### Available records
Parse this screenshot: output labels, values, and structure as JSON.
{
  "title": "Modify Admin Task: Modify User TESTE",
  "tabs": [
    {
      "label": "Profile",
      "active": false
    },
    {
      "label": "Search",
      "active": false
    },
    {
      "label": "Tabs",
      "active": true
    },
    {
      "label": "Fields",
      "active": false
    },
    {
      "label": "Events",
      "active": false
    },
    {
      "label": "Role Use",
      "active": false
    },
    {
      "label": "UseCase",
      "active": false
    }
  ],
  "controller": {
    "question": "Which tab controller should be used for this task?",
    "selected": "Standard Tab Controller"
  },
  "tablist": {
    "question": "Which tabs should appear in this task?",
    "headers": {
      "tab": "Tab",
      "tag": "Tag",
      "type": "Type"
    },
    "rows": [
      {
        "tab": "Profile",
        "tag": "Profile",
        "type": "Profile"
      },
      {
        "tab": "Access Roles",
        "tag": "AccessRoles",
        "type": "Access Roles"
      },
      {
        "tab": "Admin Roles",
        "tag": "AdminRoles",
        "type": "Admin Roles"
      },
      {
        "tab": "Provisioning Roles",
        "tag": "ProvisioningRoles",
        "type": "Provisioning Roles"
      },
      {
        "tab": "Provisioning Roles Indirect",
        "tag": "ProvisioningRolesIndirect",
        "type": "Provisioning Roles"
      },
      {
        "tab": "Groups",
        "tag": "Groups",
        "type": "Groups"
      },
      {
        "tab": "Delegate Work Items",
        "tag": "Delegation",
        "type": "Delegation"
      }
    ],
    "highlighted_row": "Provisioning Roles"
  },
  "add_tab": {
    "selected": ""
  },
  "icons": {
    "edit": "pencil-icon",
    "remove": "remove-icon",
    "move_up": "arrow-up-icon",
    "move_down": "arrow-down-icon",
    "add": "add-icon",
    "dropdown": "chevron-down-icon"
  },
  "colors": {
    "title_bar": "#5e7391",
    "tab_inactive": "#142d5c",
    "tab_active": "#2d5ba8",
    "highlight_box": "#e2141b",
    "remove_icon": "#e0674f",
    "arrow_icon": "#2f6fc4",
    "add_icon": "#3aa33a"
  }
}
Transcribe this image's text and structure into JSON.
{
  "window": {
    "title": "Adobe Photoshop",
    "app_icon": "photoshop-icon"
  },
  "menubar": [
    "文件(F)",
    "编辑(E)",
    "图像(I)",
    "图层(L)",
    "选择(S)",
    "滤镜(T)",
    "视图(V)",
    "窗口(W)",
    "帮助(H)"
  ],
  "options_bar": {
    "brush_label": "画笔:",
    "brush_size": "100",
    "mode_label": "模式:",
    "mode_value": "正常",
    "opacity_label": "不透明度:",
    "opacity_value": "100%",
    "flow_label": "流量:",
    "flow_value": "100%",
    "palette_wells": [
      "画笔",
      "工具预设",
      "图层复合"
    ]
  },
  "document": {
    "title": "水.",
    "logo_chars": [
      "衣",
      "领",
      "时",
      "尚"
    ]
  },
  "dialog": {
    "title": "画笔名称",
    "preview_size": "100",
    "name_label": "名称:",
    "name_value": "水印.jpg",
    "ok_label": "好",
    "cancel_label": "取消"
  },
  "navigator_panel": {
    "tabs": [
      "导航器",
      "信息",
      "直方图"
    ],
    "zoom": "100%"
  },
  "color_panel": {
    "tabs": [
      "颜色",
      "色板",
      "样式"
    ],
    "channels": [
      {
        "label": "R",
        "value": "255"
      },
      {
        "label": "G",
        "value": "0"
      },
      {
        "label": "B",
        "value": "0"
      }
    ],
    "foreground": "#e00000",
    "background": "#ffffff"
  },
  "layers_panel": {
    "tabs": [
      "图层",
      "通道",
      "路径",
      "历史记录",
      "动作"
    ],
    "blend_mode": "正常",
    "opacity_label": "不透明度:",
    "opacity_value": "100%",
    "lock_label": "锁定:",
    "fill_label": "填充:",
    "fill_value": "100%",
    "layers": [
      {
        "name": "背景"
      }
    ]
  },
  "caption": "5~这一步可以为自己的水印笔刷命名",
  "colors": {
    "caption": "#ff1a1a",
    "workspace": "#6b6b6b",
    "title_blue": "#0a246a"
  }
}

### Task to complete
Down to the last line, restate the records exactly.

### Answer to the exercise
Parse this screenshot: output labels, values, and structure as JSON.
{
  "title": "Modify Admin Task: Modify User TESTE",
  "tabs": [
    {
      "label": "Profile",
      "active": false
    },
    {
      "label": "Search",
      "active": false
    },
    {
      "label": "Tabs",
      "active": true
    },
    {
      "label": "Fields",
      "active": false
    },
    {
      "label": "Events",
      "active": false
    },
    {
      "label": "Role Use",
      "active": false
    },
    {
      "label": "UseCase",
      "active": false
    }
  ],
  "controller": {
    "question": "Which tab controller should be used for this task?",
    "selected": "Standard Tab Controller"
  },
  "tablist": {
    "question": "Which tabs should appear in this task?",
    "headers": {
      "tab": "Tab",
      "tag": "Tag",
      "type": "Type"
    },
    "rows": [
      {
        "tab": "Profile",
        "tag": "Profile",
        "type": "Profile"
      },
      {
        "tab": "Access Roles",
        "tag": "AccessRoles",
        "type": "Access Roles"
      },
      {
        "tab": "Admin Roles",
        "tag": "AdminRoles",
        "type": "Admin Roles"
      },
      {
        "tab": "Provisioning Roles",
        "tag": "ProvisioningRoles",
        "type": "Provisioning Roles"
      },
      {
        "tab": "Provisioning Roles Indirect",
        "tag": "ProvisioningRolesIndirect",
        "type": "Provisioning Roles"
      },
      {
        "tab": "Groups",
        "tag": "Groups",
        "type": "Groups"
      },
      {
        "tab": "Delegate Work Items",
        "tag": "Delegation",
        "type": "Delegation"
      }
    ],
    "highlighted_row": "Provisioning Roles"
  },
  "add_tab": {
    "selected": ""
  },
  "icons": {
    "edit": "pencil-icon",
    "remove": "remove-icon",
    "move_up": "arrow-up-icon",
    "move_down": "arrow-down-icon",
    "add": "add-icon",
    "dropdown": "chevron-down-icon"
  },
  "colors": {
    "title_bar": "#5e7391",
    "tab_inactive": "#142d5c",
    "tab_active": "#2d5ba8",
    "highlight_box": "#e2141b",
    "remove_icon": "#e0674f",
    "arrow_icon": "#2f6fc4",
    "add_icon": "#3aa33a"
  }
}
Transcribe this image's text and structure into JSON.
{
  "window": {
    "title": "Adobe Photoshop",
    "app_icon": "photoshop-icon"
  },
  "menubar": [
    "文件(F)",
    "编辑(E)",
    "图像(I)",
    "图层(L)",
    "选择(S)",
    "滤镜(T)",
    "视图(V)",
    "窗口(W)",
    "帮助(H)"
  ],
  "options_bar": {
    "brush_label": "画笔:",
    "brush_size": "100",
    "mode_label": "模式:",
    "mode_value": "正常",
    "opacity_label": "不透明度:",
    "opacity_value": "100%",
    "flow_label": "流量:",
    "flow_value": "100%",
    "palette_wells": [
      "画笔",
      "工具预设",
      "图层复合"
    ]
  },
  "document": {
    "title": "水.",
    "logo_chars": [
      "衣",
      "领",
      "时",
      "尚"
    ]
  },
  "dialog": {
    "title": "画笔名称",
    "preview_size": "100",
    "name_label": "名称:",
    "name_value": "水印.jpg",
    "ok_label": "好",
    "cancel_label": "取消"
  },
  "navigator_panel": {
    "tabs": [
      "导航器",
      "信息",
      "直方图"
    ],
    "zoom": "100%"
  },
  "color_panel": {
    "tabs": [
      "颜色",
      "色板",
      "样式"
    ],
    "channels": [
      {
        "label": "R",
        "value": "255"
      },
      {
        "label": "G",
        "value": "0"
      },
      {
        "label": "B",
        "value": "0"
      }
    ],
    "foreground": "#e00000",
    "background": "#ffffff"
  },
  "layers_panel": {
    "tabs": [
      "图层",
      "通道",
      "路径",
      "历史记录",
      "动作"
    ],
    "blend_mode": "正常",
    "opacity_label": "不透明度:",
    "opacity_value": "100%",
    "lock_label": "锁定:",
    "fill_label": "填充:",
    "fill_value": "100%",
    "layers": [
      {
        "name": "背景"
      }
    ]
  },
  "caption": "5~这一步可以为自己的水印笔刷命名",
  "colors": {
    "caption": "#ff1a1a",
    "workspace": "#6b6b6b",
    "title_blue": "#0a246a"
  }
}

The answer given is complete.